Richard Freeman’s actions have been at the center of a British parliamentary investigation into doping in sport and he is now accused by the General Medical Council of getting Testogel “to administer to an athlete to improve their athletic performance.”

Details published by the Medical Practitioners Tribunal Service ahead of an upcoming hearing say Freeman is accused of making “untrue statements, in that he denied making the order and advised that it had been made in error” in 2011. Freeman is said to have asked a company to provide confirmation that the Testogel order was sent in error and returned “knowing that this had not taken place.”

The tribunal will examine allegations Freeman misled the U.K. Anti-Doping Agency in a 2017 interview by insisting the Testogel had not been ordered for an athlete at the Manchester velodrome where both Team Sky and British Cycling were based at the time in 2011.

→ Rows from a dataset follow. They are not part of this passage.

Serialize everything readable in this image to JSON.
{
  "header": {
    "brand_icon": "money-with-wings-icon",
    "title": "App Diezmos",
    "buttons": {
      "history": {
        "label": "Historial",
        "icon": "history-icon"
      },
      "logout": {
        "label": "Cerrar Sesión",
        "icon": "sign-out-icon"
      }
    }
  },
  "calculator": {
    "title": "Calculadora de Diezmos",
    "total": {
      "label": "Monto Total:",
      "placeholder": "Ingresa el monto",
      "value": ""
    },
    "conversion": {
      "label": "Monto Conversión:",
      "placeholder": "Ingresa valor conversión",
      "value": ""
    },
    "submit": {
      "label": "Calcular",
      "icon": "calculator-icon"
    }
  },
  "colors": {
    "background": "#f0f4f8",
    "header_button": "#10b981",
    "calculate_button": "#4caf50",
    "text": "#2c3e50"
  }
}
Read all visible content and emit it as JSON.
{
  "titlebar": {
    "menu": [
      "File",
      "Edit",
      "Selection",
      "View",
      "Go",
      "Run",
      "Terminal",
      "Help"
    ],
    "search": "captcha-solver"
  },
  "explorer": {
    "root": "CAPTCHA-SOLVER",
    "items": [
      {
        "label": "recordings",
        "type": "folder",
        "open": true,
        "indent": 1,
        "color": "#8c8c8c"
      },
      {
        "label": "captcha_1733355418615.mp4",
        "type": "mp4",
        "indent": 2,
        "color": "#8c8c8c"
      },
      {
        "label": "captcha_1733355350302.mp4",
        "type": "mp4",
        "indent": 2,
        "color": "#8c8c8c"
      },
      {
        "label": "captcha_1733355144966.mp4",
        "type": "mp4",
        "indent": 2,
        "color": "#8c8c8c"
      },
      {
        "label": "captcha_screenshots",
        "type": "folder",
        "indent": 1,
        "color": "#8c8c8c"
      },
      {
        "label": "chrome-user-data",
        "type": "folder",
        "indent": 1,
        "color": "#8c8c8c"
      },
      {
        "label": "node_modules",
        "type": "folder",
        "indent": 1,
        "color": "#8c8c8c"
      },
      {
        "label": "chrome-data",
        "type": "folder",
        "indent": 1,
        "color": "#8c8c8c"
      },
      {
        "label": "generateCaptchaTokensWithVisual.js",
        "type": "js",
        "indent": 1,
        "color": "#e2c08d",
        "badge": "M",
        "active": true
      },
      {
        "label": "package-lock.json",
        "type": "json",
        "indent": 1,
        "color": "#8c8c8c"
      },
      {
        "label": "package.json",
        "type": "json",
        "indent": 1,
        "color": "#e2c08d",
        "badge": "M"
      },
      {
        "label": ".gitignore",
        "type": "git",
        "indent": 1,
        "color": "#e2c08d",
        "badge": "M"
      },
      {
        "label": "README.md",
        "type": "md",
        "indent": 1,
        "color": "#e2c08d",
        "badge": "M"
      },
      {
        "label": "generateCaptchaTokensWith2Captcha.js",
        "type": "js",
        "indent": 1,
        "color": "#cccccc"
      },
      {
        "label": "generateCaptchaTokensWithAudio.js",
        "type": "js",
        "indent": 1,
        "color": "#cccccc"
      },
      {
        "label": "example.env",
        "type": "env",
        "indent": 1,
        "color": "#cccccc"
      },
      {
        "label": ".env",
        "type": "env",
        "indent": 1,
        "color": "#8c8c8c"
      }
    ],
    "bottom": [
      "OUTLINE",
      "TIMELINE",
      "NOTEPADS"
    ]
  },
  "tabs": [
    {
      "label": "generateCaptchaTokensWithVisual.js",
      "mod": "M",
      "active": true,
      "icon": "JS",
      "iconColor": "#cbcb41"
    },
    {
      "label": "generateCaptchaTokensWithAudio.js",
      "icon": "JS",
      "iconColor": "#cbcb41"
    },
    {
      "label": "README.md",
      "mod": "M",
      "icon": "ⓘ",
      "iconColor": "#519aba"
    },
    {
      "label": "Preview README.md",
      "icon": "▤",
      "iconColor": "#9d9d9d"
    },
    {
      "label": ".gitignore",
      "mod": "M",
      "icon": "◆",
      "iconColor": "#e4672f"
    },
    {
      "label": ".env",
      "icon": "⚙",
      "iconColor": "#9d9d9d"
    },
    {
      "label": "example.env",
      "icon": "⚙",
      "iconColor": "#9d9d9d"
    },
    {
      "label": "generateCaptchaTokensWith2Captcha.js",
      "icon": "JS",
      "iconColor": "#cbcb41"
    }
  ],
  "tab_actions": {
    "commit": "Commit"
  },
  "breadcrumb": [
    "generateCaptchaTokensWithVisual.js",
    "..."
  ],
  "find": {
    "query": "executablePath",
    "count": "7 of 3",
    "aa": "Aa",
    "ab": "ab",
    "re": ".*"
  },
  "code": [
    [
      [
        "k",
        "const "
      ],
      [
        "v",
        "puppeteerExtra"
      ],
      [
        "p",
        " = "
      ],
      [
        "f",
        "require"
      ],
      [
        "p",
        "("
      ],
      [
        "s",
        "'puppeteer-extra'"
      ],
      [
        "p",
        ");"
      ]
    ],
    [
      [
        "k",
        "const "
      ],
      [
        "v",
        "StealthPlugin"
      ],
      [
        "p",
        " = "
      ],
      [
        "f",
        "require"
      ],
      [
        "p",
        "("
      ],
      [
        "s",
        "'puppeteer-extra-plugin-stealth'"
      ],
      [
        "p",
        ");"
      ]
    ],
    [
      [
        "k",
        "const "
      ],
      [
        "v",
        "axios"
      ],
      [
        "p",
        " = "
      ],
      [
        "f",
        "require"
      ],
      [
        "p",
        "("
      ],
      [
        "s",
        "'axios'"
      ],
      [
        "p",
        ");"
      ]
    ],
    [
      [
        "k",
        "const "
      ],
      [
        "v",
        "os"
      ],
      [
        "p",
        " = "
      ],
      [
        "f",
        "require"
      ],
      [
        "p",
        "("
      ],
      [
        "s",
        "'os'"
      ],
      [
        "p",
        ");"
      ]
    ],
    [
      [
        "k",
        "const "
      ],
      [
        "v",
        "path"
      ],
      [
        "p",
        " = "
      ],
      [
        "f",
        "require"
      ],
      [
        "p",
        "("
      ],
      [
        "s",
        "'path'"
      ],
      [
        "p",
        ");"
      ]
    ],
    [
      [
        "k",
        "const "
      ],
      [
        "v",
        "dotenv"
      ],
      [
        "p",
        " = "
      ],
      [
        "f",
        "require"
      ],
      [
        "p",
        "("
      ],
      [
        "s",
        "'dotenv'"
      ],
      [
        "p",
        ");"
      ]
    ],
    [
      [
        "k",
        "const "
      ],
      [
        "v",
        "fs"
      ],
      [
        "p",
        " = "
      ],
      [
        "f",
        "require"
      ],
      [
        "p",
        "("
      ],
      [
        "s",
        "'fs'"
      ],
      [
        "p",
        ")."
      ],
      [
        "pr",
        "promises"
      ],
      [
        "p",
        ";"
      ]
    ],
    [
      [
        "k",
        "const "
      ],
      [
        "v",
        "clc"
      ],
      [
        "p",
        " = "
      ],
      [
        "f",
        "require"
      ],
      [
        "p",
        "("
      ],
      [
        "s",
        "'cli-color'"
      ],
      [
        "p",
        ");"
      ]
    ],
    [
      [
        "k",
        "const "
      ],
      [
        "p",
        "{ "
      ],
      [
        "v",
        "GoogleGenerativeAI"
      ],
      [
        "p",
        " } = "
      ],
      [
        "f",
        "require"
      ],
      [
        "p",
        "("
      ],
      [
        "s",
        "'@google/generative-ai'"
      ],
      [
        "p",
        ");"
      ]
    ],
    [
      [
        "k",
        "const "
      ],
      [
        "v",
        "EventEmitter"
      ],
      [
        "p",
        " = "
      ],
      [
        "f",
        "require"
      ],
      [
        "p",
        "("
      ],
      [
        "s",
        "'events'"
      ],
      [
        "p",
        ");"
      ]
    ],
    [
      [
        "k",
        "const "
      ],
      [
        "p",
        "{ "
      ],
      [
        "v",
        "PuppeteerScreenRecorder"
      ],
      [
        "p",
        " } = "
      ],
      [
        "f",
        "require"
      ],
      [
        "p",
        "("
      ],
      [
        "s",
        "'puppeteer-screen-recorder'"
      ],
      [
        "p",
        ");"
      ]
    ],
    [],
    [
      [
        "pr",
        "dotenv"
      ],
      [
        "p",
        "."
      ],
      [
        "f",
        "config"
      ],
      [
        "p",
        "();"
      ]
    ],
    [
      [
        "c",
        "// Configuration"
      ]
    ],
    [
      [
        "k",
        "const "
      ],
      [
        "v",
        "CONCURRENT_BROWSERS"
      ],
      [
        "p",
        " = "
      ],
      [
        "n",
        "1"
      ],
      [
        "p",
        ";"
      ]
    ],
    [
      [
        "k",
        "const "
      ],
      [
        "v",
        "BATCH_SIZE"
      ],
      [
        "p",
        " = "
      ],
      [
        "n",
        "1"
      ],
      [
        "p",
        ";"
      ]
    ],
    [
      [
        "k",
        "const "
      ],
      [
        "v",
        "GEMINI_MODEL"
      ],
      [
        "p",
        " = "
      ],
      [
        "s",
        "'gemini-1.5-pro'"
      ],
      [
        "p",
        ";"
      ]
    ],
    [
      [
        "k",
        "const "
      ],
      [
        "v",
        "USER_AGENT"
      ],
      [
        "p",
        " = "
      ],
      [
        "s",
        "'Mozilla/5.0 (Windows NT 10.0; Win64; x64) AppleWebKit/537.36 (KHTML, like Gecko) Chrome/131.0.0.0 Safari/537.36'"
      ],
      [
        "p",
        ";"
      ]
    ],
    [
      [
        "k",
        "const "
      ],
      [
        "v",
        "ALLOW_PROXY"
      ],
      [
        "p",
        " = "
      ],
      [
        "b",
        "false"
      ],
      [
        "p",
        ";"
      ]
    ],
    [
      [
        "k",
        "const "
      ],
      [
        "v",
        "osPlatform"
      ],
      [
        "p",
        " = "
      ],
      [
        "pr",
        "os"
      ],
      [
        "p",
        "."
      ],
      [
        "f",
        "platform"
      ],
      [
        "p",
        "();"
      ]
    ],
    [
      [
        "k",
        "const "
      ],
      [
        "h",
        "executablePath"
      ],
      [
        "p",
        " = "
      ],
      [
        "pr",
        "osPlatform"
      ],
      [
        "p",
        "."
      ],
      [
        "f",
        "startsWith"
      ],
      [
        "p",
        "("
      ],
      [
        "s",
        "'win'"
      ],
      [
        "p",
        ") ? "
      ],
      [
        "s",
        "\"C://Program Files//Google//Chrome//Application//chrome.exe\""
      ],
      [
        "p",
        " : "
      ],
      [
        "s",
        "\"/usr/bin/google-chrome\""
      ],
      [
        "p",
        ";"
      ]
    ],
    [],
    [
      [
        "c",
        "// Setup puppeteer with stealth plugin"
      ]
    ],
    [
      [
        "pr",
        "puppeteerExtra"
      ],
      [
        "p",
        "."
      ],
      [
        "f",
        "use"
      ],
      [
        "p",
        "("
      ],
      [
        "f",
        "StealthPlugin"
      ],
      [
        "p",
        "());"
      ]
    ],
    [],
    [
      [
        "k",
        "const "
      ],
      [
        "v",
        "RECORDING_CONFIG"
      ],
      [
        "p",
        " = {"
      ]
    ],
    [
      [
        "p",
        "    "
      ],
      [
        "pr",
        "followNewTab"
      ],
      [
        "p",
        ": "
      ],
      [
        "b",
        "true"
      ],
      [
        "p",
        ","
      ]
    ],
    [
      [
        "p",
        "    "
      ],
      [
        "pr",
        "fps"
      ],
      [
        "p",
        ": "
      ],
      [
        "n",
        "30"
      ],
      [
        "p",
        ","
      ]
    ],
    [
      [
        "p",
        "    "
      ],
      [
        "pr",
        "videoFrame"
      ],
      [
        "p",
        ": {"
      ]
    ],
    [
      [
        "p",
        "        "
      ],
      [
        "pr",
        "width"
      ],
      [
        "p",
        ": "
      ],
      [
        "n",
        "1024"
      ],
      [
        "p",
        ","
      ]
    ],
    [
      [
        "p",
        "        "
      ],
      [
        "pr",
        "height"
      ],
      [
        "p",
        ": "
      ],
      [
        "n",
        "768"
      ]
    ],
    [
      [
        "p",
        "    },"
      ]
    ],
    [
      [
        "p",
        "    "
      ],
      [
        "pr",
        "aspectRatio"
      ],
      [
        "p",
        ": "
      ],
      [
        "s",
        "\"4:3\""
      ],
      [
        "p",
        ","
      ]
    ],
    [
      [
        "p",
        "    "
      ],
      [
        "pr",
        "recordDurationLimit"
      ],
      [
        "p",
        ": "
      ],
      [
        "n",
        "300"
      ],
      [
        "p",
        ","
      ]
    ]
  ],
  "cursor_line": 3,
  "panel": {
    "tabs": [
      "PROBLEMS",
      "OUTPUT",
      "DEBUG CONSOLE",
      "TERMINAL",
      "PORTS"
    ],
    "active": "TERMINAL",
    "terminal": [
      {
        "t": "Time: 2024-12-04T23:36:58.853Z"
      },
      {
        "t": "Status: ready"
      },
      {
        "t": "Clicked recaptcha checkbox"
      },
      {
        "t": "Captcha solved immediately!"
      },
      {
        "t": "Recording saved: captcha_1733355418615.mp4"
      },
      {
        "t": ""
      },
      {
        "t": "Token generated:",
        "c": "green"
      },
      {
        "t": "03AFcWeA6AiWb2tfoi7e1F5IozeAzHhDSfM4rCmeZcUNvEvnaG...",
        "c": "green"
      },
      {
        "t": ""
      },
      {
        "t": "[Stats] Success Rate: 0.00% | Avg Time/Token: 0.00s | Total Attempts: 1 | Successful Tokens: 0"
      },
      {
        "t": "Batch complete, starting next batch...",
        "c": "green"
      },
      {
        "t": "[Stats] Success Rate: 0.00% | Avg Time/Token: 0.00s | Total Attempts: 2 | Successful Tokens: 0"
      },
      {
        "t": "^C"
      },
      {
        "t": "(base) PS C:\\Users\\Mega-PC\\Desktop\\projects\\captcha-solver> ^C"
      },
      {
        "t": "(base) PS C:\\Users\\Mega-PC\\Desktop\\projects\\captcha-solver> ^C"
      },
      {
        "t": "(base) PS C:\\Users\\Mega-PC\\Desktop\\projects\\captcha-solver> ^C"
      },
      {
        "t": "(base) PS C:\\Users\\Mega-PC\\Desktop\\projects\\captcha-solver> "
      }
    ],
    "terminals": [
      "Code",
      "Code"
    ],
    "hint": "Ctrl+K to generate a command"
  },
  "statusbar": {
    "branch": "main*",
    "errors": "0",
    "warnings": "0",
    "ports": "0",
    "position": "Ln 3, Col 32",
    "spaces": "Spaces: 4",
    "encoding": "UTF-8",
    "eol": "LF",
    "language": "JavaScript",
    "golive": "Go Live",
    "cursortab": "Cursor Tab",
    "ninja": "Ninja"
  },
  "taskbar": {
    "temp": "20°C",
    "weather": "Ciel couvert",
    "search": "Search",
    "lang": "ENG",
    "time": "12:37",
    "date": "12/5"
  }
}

The tribunal is listed as being sometime between Feb. 6 to March 5.